Imagine that a band you’ve always wanted to see (or a musical or car show or sporting event… whatever floats your boat) arrives unexpectedly in your area. Normally, this band (or musical or car show, etc.) plays venues 1,000 miles or so from your home, so its appearance within an hour of your home is not only fortuitous, but convenient. Going to see said band (or whatever) would be no trouble at all really, while affording you the opportunity to see other acts you also find entertaining. Would you go?

Now what if you went, but the band canceled at the last minute?

These questions are roughly analogous to ones I’ve had to grapple with for the last two weeks. That’s about how long ago a Smith’s Longspur turned up at Jones Beach State Park on Long Island. Calcarius pictus is a tundra breeder that migrates through the Midwest to wintering grounds in southern portions of the central United States. It is most assuredly not a bird of the Mid-Atlantic. In fact, this bird’s arrival served as only New York State’s second record of Smith’s Longspur.

I really was willing to take a pass on this errant emberizid. After all, though the longspur looks brilliant in its black, brown, and gold breeding plumage, it is, in winter, the consummate little brown job, utterly undistinguished. There was also the little matter of the weather, uncomfortably, unrelentingly cold. Last but not least was the philosophical complications of twitching; my passion for listing may continue unabated but my interest in chasing birds that through misfortune or mismanagement just aren’t where they’re supposed to be seems to be waning.

But then Corey called. Corey lives up in Albany, but is presently birding a tear across the Empire State. Lucky for us, he’s just started a blog, lovely dark and deep [editor’s note: that blog is now defunct because Corey writes here] to recount his many adventures in avian observation.
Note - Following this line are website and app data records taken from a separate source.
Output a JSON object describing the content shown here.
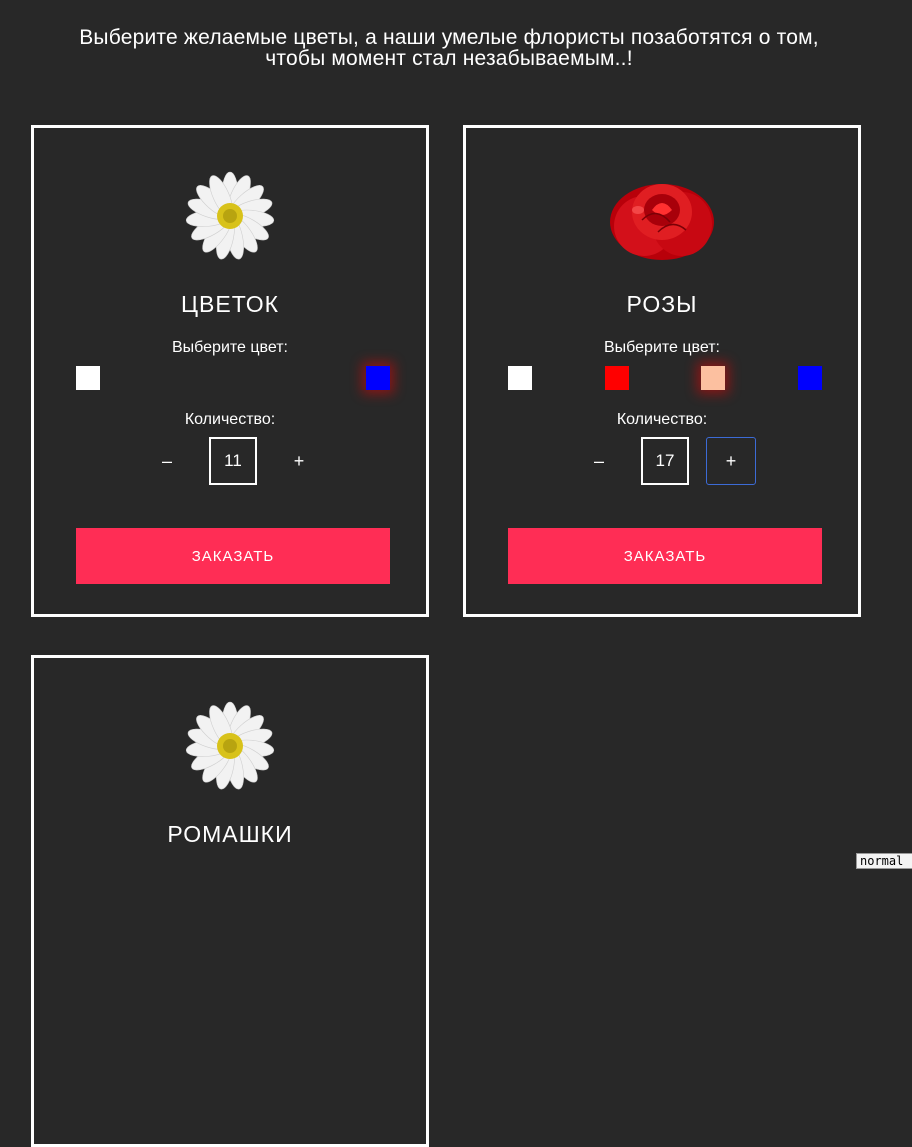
{
  "intro": {
    "line1": "Выберите желаемые цветы, а наши умелые флористы позаботятся о том,",
    "line2": "чтобы момент стал незабываемым..!"
  },
  "cards": [
    {
      "title": "ЦВЕТОК",
      "image": "daisy-icon",
      "color_label": "Выберите цвет:",
      "colors": [
        "#ffffff",
        "#0000ff"
      ],
      "selected_color": "#0000ff",
      "qty_label": "Количество:",
      "minus": "–",
      "quantity": "11",
      "plus": "+",
      "order": "ЗАКАЗАТЬ"
    },
    {
      "title": "РОЗЫ",
      "image": "rose-icon",
      "color_label": "Выберите цвет:",
      "colors": [
        "#ffffff",
        "#ff0000",
        "#fcc0a0",
        "#0000ff"
      ],
      "selected_color": "#fcc0a0",
      "qty_label": "Количество:",
      "minus": "–",
      "quantity": "17",
      "plus": "+",
      "order": "ЗАКАЗАТЬ"
    },
    {
      "title": "РОМАШКИ",
      "image": "daisy-icon"
    }
  ],
  "tooltip": "normal"
}
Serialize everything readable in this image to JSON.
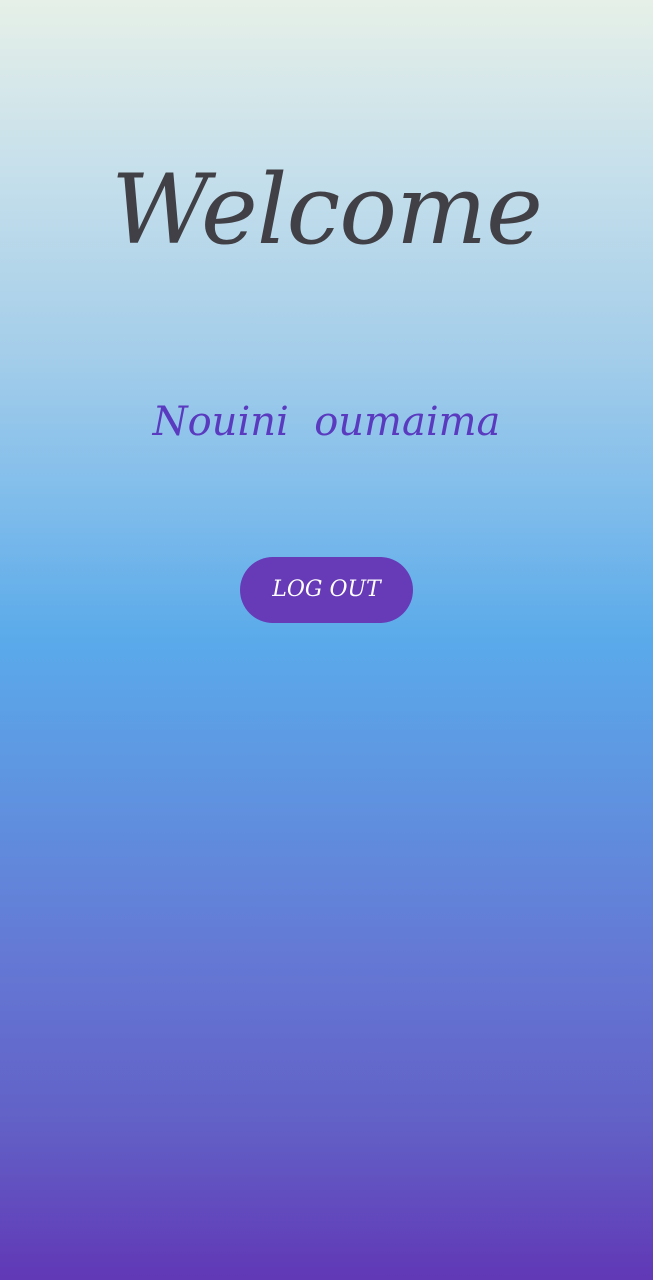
{
  "screen": {
    "title": "Welcome",
    "user_name": "Nouini  oumaima",
    "logout_label": "LOG OUT"
  },
  "colors": {
    "title_text": "#414046",
    "user_name_text": "#5a3bc0",
    "button_background": "#673ab7",
    "button_text": "#ffffff",
    "gradient_top": "#e6f0e8",
    "gradient_middle": "#5aaaea",
    "gradient_bottom": "#6138b6"
  }
}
He and a friend were taking a tilt at the Smith’s Longspur and wanted to know if I was interested. Well, I’ve never NOT seen a life bird when birding with Corey, so I liked our chances working together.

Since he and his buddy, Will were driving down from Albany, I decided to scope out the Coast Guard Station before they arrived on the off chance something interesting popped up. Too bad I hadn’t considered the bitter arctic wind howling out of the north. Only Buffleheads seemed willing to brave the choppy bay, while Canada Geese huddled with Herring Gulls for warmth. Suddenly, winter birding didn’t seem like such a great idea.

Conditions went from bad to worse when we pulled up to the Theodore Roosevelt Nature Center at West End 1, where the longspur has been holding court, only to find the entryway barricaded, like it is every Monday. It would have been nice to know that. We did spot plenty of Horned Larks during our long, frigid walk from West End 2 to West End 1, along with huge numbers of Yellow-rumped Warblers intersecting like spry Venn diagrams with equally impressive hordes of House Finch. We also noted a couple of different sparrow species, Song and Savannah, to which we eventually added American Tree and House.

The south shore of Long Island faces the ocean, so at least we had that cruel, cruel wind at our backs when we finally arrived at the Nature Center to seek out the Smith’s. Ed, the enthusiast who first spotted the rarity, was among the very few birders in attendance. This fine gentleman got us onto Lapland Longspurs, my first ones ever, but hadn’t seen the Smith’s. I’ll put you out of suspense by reporting that we never did see that bird. We did, however, encounter Black-bellied Plovers, Snow Buntings, and loads more larks. The raptors of the day were Northern Harrier and Sharp-shinned Hawk, the common birds Mourning Dove, Northern Mockingbird, and the usual winter gulls.

I really don’t mind not spotting the Smith’s Longspur. Between the brutal cold, biting wind, and harsh light, conditions were less than ideal. Plus, I’m still suffering certain misgivings about twitching. Those longspurs from Lapland, on the other hand, with their jingling calls and rich rufous wing coverts, were right where they were supposed to be and very welcome indeed.  Corey and I walked away with lifers, just not all the ones we expected. However, we weren’t done with the south shore yet…

Lapland Longspur
Lapland Longspur obscured

Written by Mike
Mike is a leading authority in the field of standardized test preparation, but he's also a traveler who fully expects to see every bird in the world. Besides founding 10,000 Birds in 2003, Mike has also created a number of other entertaining but now extirpated nature blog resources, particularly the Nature Blog Network and I and the Bird.